One of the topics I’ve been researching lately is shorthand. The narrator of my work-in-progress briefly attends a secretarial college in 1939, so I needed to know what she’d learn there. Shorthand, I figured – but then I found out there were all kinds of shorthand. Wikipedia alone lists forty-one different types. The only one I’d ever heard of was Pitman shorthand, so I started with that, and it was absolutely fascinating. It was brought to Australia by Jacob Pitman, now buried in Sydney’s Rookwood Cemetery under a phonetically-inscribed tombstone that states he ‘INTRODIUST FONETIK SHORTHAND’. Apparently Pitman was also used in the United States at the trial of Abraham Lincoln’s assassination plotters.

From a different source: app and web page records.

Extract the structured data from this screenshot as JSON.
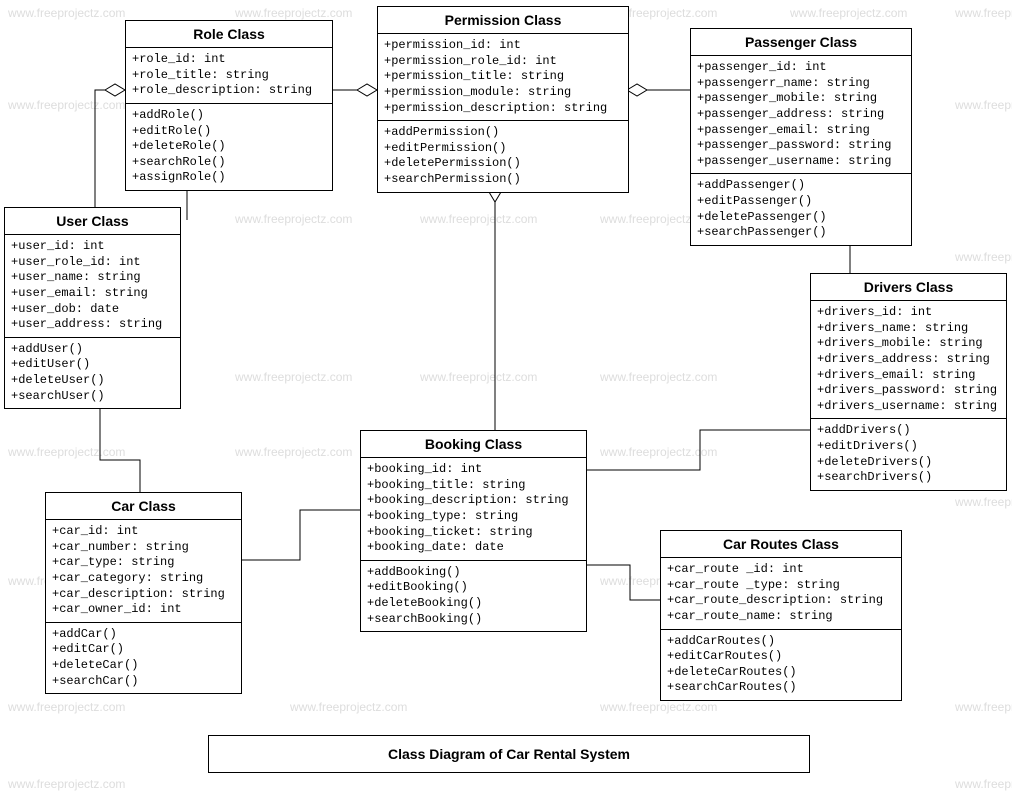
{
  "diagram_title": "Class Diagram of Car Rental System",
  "watermark": "www.freeprojectz.com",
  "classes": {
    "role": {
      "title": "Role Class",
      "attrs": [
        "+role_id: int",
        "+role_title: string",
        "+role_description: string"
      ],
      "ops": [
        "+addRole()",
        "+editRole()",
        "+deleteRole()",
        "+searchRole()",
        "+assignRole()"
      ]
    },
    "permission": {
      "title": "Permission Class",
      "attrs": [
        "+permission_id: int",
        "+permission_role_id: int",
        "+permission_title: string",
        "+permission_module: string",
        "+permission_description: string"
      ],
      "ops": [
        "+addPermission()",
        "+editPermission()",
        "+deletePermission()",
        "+searchPermission()"
      ]
    },
    "passenger": {
      "title": "Passenger Class",
      "attrs": [
        "+passenger_id: int",
        "+passengerr_name: string",
        "+passenger_mobile: string",
        "+passenger_address: string",
        "+passenger_email: string",
        "+passenger_password: string",
        "+passenger_username: string"
      ],
      "ops": [
        "+addPassenger()",
        "+editPassenger()",
        "+deletePassenger()",
        "+searchPassenger()"
      ]
    },
    "user": {
      "title": "User Class",
      "attrs": [
        "+user_id: int",
        "+user_role_id: int",
        "+user_name: string",
        "+user_email: string",
        "+user_dob: date",
        "+user_address: string"
      ],
      "ops": [
        "+addUser()",
        "+editUser()",
        "+deleteUser()",
        "+searchUser()"
      ]
    },
    "drivers": {
      "title": "Drivers Class",
      "attrs": [
        "+drivers_id: int",
        "+drivers_name: string",
        "+drivers_mobile: string",
        "+drivers_address: string",
        "+drivers_email: string",
        "+drivers_password: string",
        "+drivers_username: string"
      ],
      "ops": [
        "+addDrivers()",
        "+editDrivers()",
        "+deleteDrivers()",
        "+searchDrivers()"
      ]
    },
    "booking": {
      "title": "Booking Class",
      "attrs": [
        "+booking_id: int",
        "+booking_title: string",
        "+booking_description: string",
        "+booking_type: string",
        "+booking_ticket: string",
        "+booking_date: date"
      ],
      "ops": [
        "+addBooking()",
        "+editBooking()",
        "+deleteBooking()",
        "+searchBooking()"
      ]
    },
    "car": {
      "title": "Car Class",
      "attrs": [
        "+car_id: int",
        "+car_number: string",
        "+car_type: string",
        "+car_category: string",
        "+car_description: string",
        "+car_owner_id: int"
      ],
      "ops": [
        "+addCar()",
        "+editCar()",
        "+deleteCar()",
        "+searchCar()"
      ]
    },
    "carroutes": {
      "title": "Car Routes Class",
      "attrs": [
        "+car_route _id: int",
        "+car_route _type: string",
        "+car_route_description: string",
        "+car_route_name: string"
      ],
      "ops": [
        "+addCarRoutes()",
        "+editCarRoutes()",
        "+deleteCarRoutes()",
        "+searchCarRoutes()"
      ]
    }
  },
  "chart_data": {
    "type": "uml-class-diagram",
    "classes": [
      "Role",
      "Permission",
      "Passenger",
      "User",
      "Drivers",
      "Booking",
      "Car",
      "Car Routes"
    ],
    "relationships": [
      {
        "from": "User",
        "to": "Role",
        "type": "aggregation",
        "end": "Role"
      },
      {
        "from": "Role",
        "to": "Permission",
        "type": "aggregation",
        "end": "Permission"
      },
      {
        "from": "Permission",
        "to": "Passenger",
        "type": "aggregation",
        "end": "Passenger"
      },
      {
        "from": "Permission",
        "to": "Booking",
        "type": "aggregation",
        "end": "Permission"
      },
      {
        "from": "Passenger",
        "to": "Drivers",
        "type": "association"
      },
      {
        "from": "Booking",
        "to": "Drivers",
        "type": "association"
      },
      {
        "from": "Booking",
        "to": "Car Routes",
        "type": "association"
      },
      {
        "from": "Car",
        "to": "Booking",
        "type": "association"
      },
      {
        "from": "User",
        "to": "Car",
        "type": "association"
      }
    ]
  }
}
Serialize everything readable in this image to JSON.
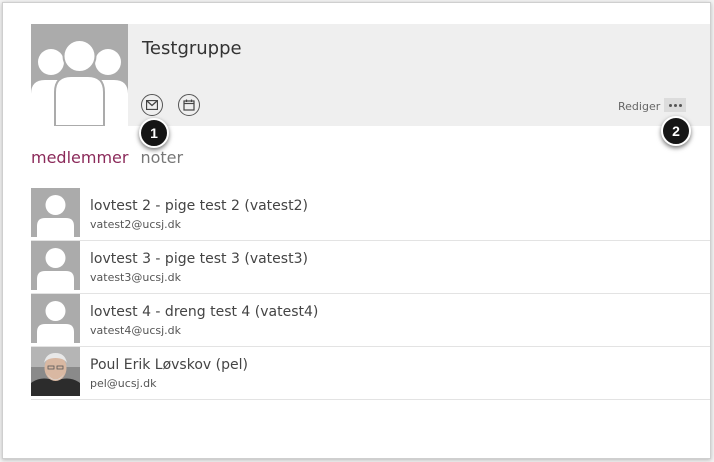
{
  "group": {
    "title": "Testgruppe",
    "edit_label": "Rediger",
    "actions": [
      {
        "icon": "mail-icon"
      },
      {
        "icon": "calendar-icon"
      }
    ]
  },
  "callouts": [
    "1",
    "2"
  ],
  "tabs": [
    {
      "label": "medlemmer",
      "active": true
    },
    {
      "label": "noter",
      "active": false
    }
  ],
  "members": [
    {
      "name": "lovtest 2 - pige test 2 (vatest2)",
      "email": "vatest2@ucsj.dk",
      "avatar": "placeholder"
    },
    {
      "name": "lovtest 3 - pige test 3 (vatest3)",
      "email": "vatest3@ucsj.dk",
      "avatar": "placeholder"
    },
    {
      "name": "lovtest 4 - dreng test 4 (vatest4)",
      "email": "vatest4@ucsj.dk",
      "avatar": "placeholder"
    },
    {
      "name": "Poul Erik Løvskov (pel)",
      "email": "pel@ucsj.dk",
      "avatar": "photo"
    }
  ],
  "colors": {
    "accent": "#8b2a5a",
    "header_bg": "#efefef",
    "avatar_placeholder": "#ababab"
  }
}
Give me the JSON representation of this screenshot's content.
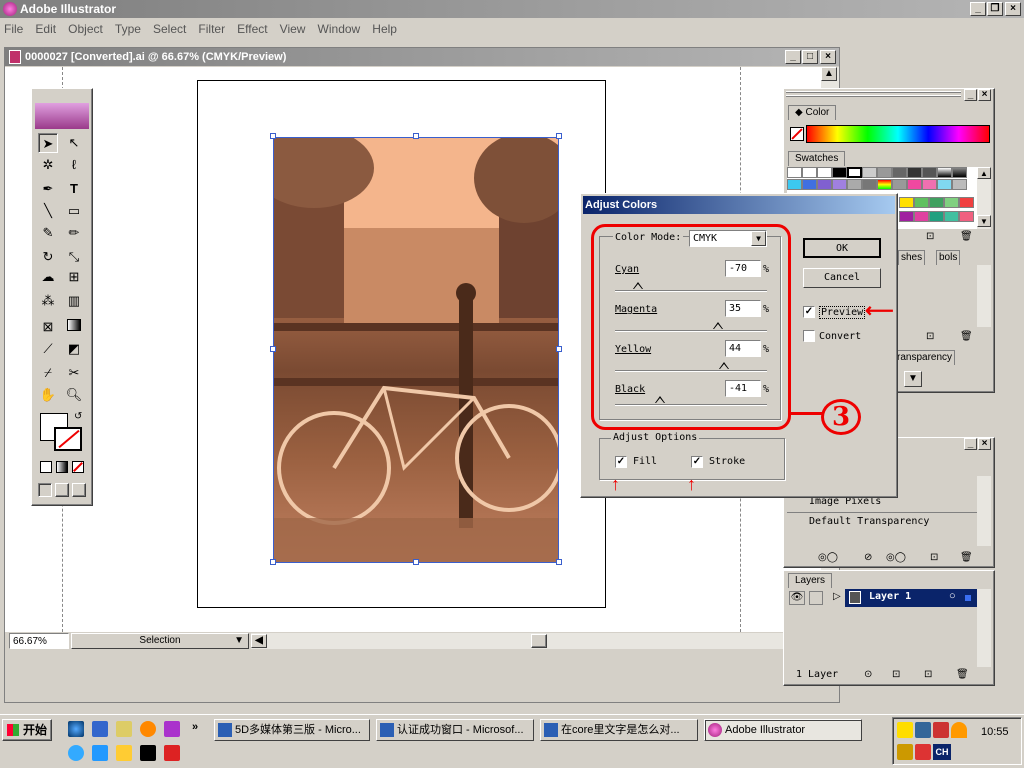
{
  "app": {
    "title": "Adobe Illustrator"
  },
  "menu": [
    "File",
    "Edit",
    "Object",
    "Type",
    "Select",
    "Filter",
    "Effect",
    "View",
    "Window",
    "Help"
  ],
  "document": {
    "title": "0000027 [Converted].ai @ 66.67% (CMYK/Preview)"
  },
  "statusbar": {
    "zoom": "66.67%",
    "tool": "Selection"
  },
  "color_panel": {
    "tab": "Color"
  },
  "swatches_panel": {
    "tab": "Swatches"
  },
  "brushes_panel": {
    "tabs": [
      "shes",
      "bols"
    ]
  },
  "transparency_panel": {
    "tab": "ransparency"
  },
  "links_panel": {
    "items": [
      "Image Pixels",
      "Default Transparency"
    ]
  },
  "layers_panel": {
    "tab": "Layers",
    "layer_name": "Layer 1",
    "footer": "1 Layer"
  },
  "dialog": {
    "title": "Adjust Colors",
    "color_mode_label": "Color Mode:",
    "color_mode_value": "CMYK",
    "sliders": [
      {
        "label": "Cyan",
        "value": "-70",
        "unit": "%",
        "level": -0.7
      },
      {
        "label": "Magenta",
        "value": "35",
        "unit": "%",
        "level": 0.35
      },
      {
        "label": "Yellow",
        "value": "44",
        "unit": "%",
        "level": 0.44
      },
      {
        "label": "Black",
        "value": "-41",
        "unit": "%",
        "level": -0.41
      }
    ],
    "ok": "OK",
    "cancel": "Cancel",
    "preview": "Preview",
    "convert": "Convert",
    "adjust_options": "Adjust Options",
    "fill": "Fill",
    "stroke": "Stroke"
  },
  "annotation": {
    "circled_number": "3"
  },
  "taskbar": {
    "start": "开始",
    "tasks": [
      "5D多媒体第三版 - Micro...",
      "认证成功窗口 - Microsof...",
      "在core里文字是怎么对...",
      "Adobe Illustrator"
    ],
    "quicklaunch_more": "»",
    "tray_ime": "CH",
    "clock": "10:55"
  },
  "colors": {
    "accent": "#e00000",
    "layer_select": "#0a246a",
    "photo_tint": "#e8a07a"
  }
}
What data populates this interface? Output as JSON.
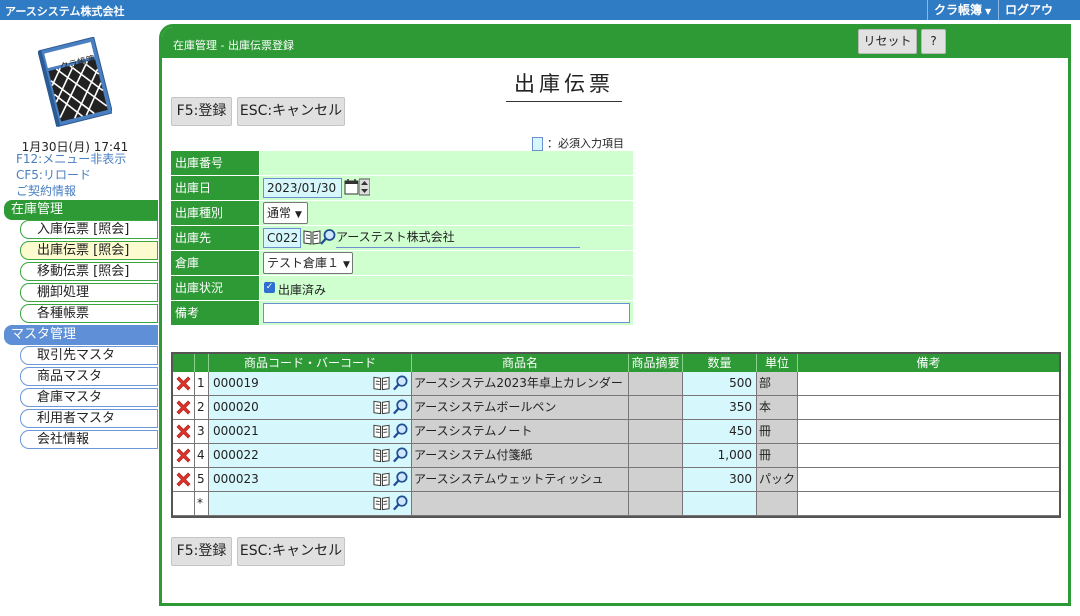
{
  "topbar": {
    "company": "アースシステム株式会社",
    "kura_menu": "クラ帳簿",
    "logout": "ログアウト"
  },
  "sidebar": {
    "logo_text": "クラ帳簿",
    "date": "1月30日(月) 17:41",
    "links": {
      "f12": "F12:メニュー非表示",
      "cf5": "CF5:リロード",
      "contract": "ご契約情報"
    },
    "inventory_section": "在庫管理",
    "inventory_items": [
      "入庫伝票 [照会]",
      "出庫伝票 [照会]",
      "移動伝票 [照会]",
      "棚卸処理",
      "各種帳票"
    ],
    "master_section": "マスタ管理",
    "master_items": [
      "取引先マスタ",
      "商品マスタ",
      "倉庫マスタ",
      "利用者マスタ",
      "会社情報"
    ]
  },
  "panel": {
    "title": "在庫管理 - 出庫伝票登録",
    "reset_label": "リセット",
    "help_label": "?",
    "doc_title": "出庫伝票",
    "register_label": "F5:登録",
    "cancel_label": "ESC:キャンセル",
    "required_note": "：必須入力項目"
  },
  "form": {
    "number_label": "出庫番号",
    "number_value": "",
    "date_label": "出庫日",
    "date_value": "2023/01/30",
    "type_label": "出庫種別",
    "type_value": "通常",
    "dest_label": "出庫先",
    "dest_code": "C022",
    "dest_name": "アーステスト株式会社",
    "warehouse_label": "倉庫",
    "warehouse_value": "テスト倉庫１",
    "status_label": "出庫状況",
    "status_checkbox_label": "出庫済み",
    "status_checked": true,
    "note_label": "備考",
    "note_value": ""
  },
  "grid": {
    "headers": {
      "code": "商品コード・バーコード",
      "name": "商品名",
      "summary": "商品摘要",
      "qty": "数量",
      "unit": "単位",
      "note": "備考"
    },
    "rows": [
      {
        "no": "1",
        "code": "000019",
        "name": "アースシステム2023年卓上カレンダー",
        "summary": "",
        "qty": "500",
        "unit": "部",
        "note": ""
      },
      {
        "no": "2",
        "code": "000020",
        "name": "アースシステムボールペン",
        "summary": "",
        "qty": "350",
        "unit": "本",
        "note": ""
      },
      {
        "no": "3",
        "code": "000021",
        "name": "アースシステムノート",
        "summary": "",
        "qty": "450",
        "unit": "冊",
        "note": ""
      },
      {
        "no": "4",
        "code": "000022",
        "name": "アースシステム付箋紙",
        "summary": "",
        "qty": "1,000",
        "unit": "冊",
        "note": ""
      },
      {
        "no": "5",
        "code": "000023",
        "name": "アースシステムウェットティッシュ",
        "summary": "",
        "qty": "300",
        "unit": "パック",
        "note": ""
      }
    ],
    "new_row_marker": "*"
  },
  "colors": {
    "topbar": "#2f7bc4",
    "green": "#2e9a36",
    "form_bg": "#cfffcf",
    "required_bg": "#d6f7fb"
  }
}
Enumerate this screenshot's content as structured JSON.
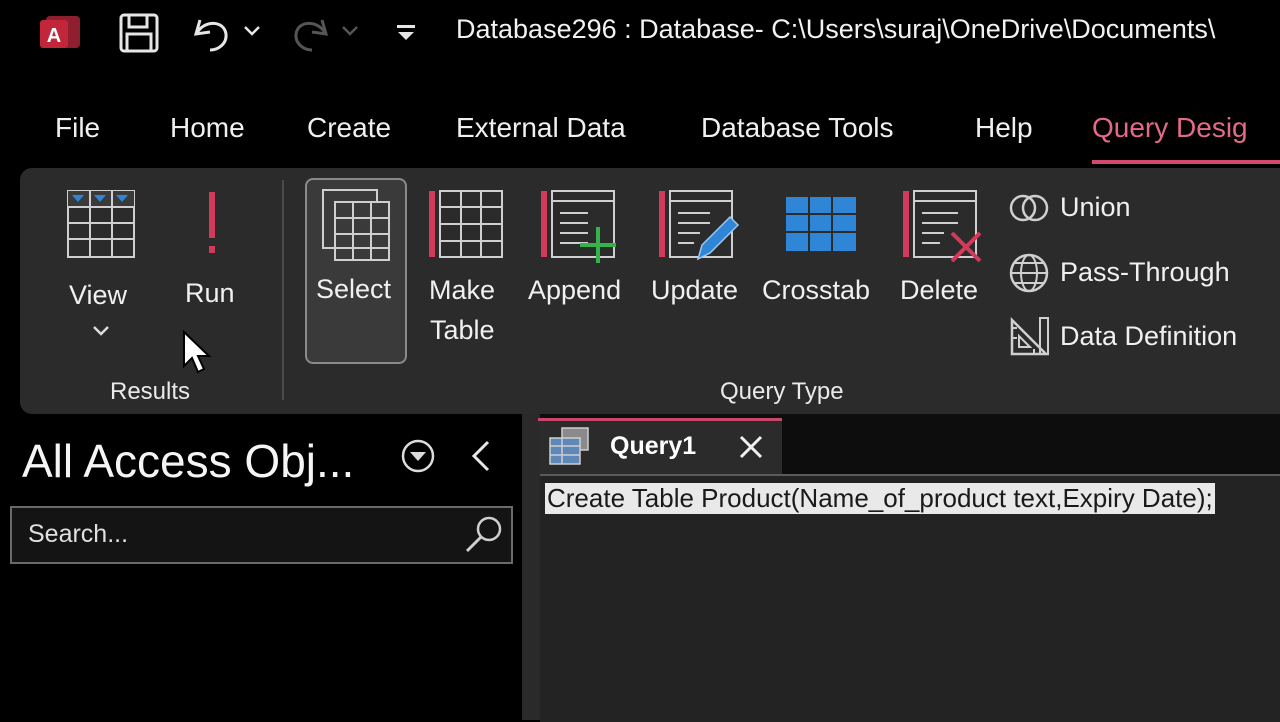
{
  "titlebar": {
    "title": "Database296 : Database- C:\\Users\\suraj\\OneDrive\\Documents\\"
  },
  "tabs": [
    "File",
    "Home",
    "Create",
    "External Data",
    "Database Tools",
    "Help",
    "Query Desig"
  ],
  "ribbon": {
    "results": {
      "view_label": "View",
      "run_label": "Run",
      "group_label": "Results"
    },
    "query_type": {
      "select_label": "Select",
      "make_label_1": "Make",
      "make_label_2": "Table",
      "append_label": "Append",
      "update_label": "Update",
      "crosstab_label": "Crosstab",
      "delete_label": "Delete",
      "union_label": "Union",
      "passthrough_label": "Pass-Through",
      "datadef_label": "Data Definition",
      "group_label": "Query Type"
    }
  },
  "nav": {
    "title": "All Access Obj...",
    "search_placeholder": "Search..."
  },
  "document": {
    "tab_label": "Query1",
    "sql": "Create Table Product(Name_of_product text,Expiry Date);"
  },
  "colors": {
    "accent": "#d04a6e",
    "blue": "#2f86d6",
    "green": "#34b34a"
  }
}
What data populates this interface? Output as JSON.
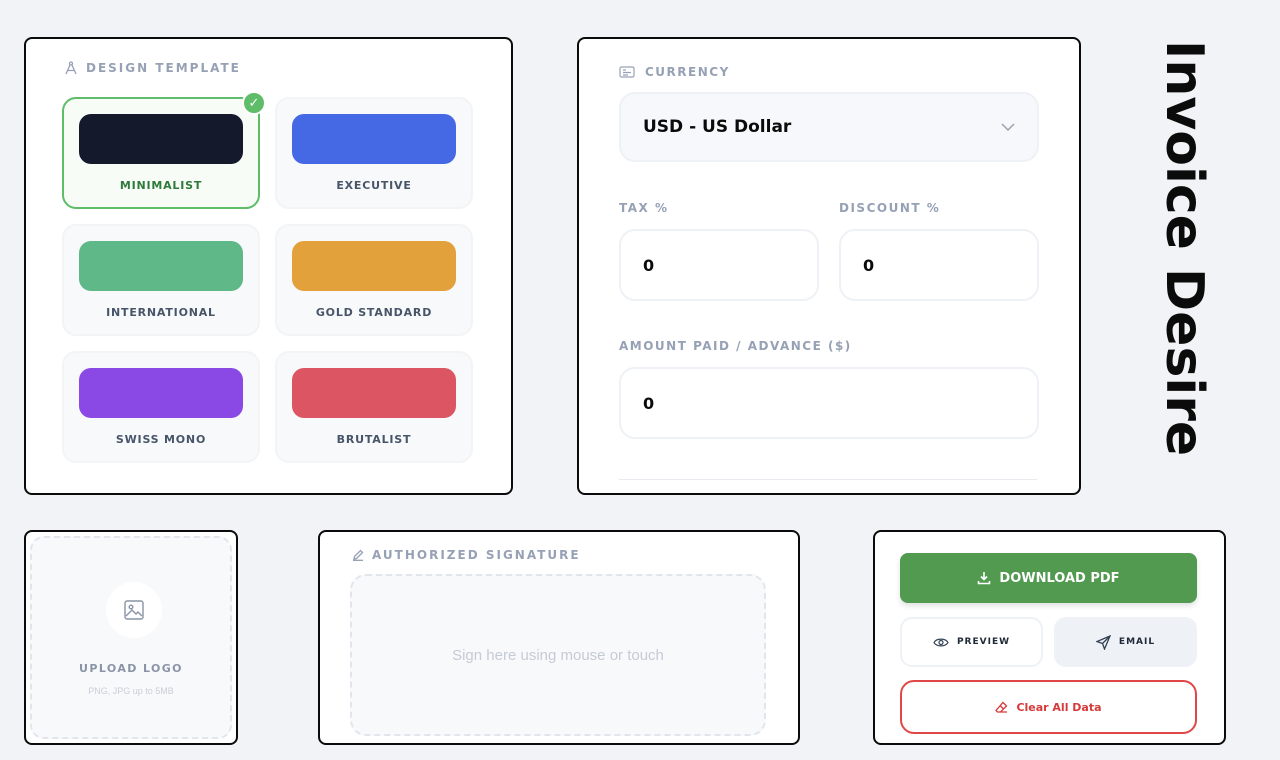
{
  "app": {
    "title": "Invoice Desire"
  },
  "design_template": {
    "heading": "DESIGN TEMPLATE",
    "selected": "MINIMALIST",
    "templates": [
      {
        "name": "MINIMALIST",
        "color": "#141a2c",
        "selected": true
      },
      {
        "name": "EXECUTIVE",
        "color": "#4568e4",
        "selected": false
      },
      {
        "name": "INTERNATIONAL",
        "color": "#5fb887",
        "selected": false
      },
      {
        "name": "GOLD STANDARD",
        "color": "#e3a13c",
        "selected": false
      },
      {
        "name": "SWISS MONO",
        "color": "#8a49e4",
        "selected": false
      },
      {
        "name": "BRUTALIST",
        "color": "#dc5562",
        "selected": false
      }
    ]
  },
  "currency": {
    "heading": "CURRENCY",
    "selected": "USD - US Dollar"
  },
  "tax": {
    "label": "TAX %",
    "value": "0"
  },
  "discount": {
    "label": "DISCOUNT %",
    "value": "0"
  },
  "amount_paid": {
    "label": "AMOUNT PAID / ADVANCE ($)",
    "value": "0"
  },
  "logo_upload": {
    "label": "UPLOAD LOGO",
    "hint": "PNG, JPG up to 5MB"
  },
  "signature": {
    "heading": "AUTHORIZED SIGNATURE",
    "placeholder": "Sign here using mouse or touch"
  },
  "actions": {
    "download": "DOWNLOAD PDF",
    "preview": "PREVIEW",
    "email": "EMAIL",
    "clear": "Clear All Data"
  }
}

Back before digital audio recorders and voice recognition software, Pitman was the most common way of writing English down quickly, reaching speeds of up to 350 words per minute.
How does it work? It uses very simple symbols to represent sounds and common groups of sounds. Then it speeds things up even more by allowing you to omit vowels and by providing symbols for commonly occurring words. I came across a very nifty website called Pitman for Geeks that explains how proper Pitman shorthand works, then gives step-by-step instructions for learning it the ‘easy’ way. The website author admits that ‘a Pitman teacher would be appalled at the look of it, but as there aren’t many Pitman teachers in the world today, the risk is not high’. Even though I have no reason whatsoever to learn shorthand, this website almost tempted me to try teaching it to myself.
Needless to say, only about one-thousandth of all this information on shorthand made it into my manuscript. Still, I had fun reading about it.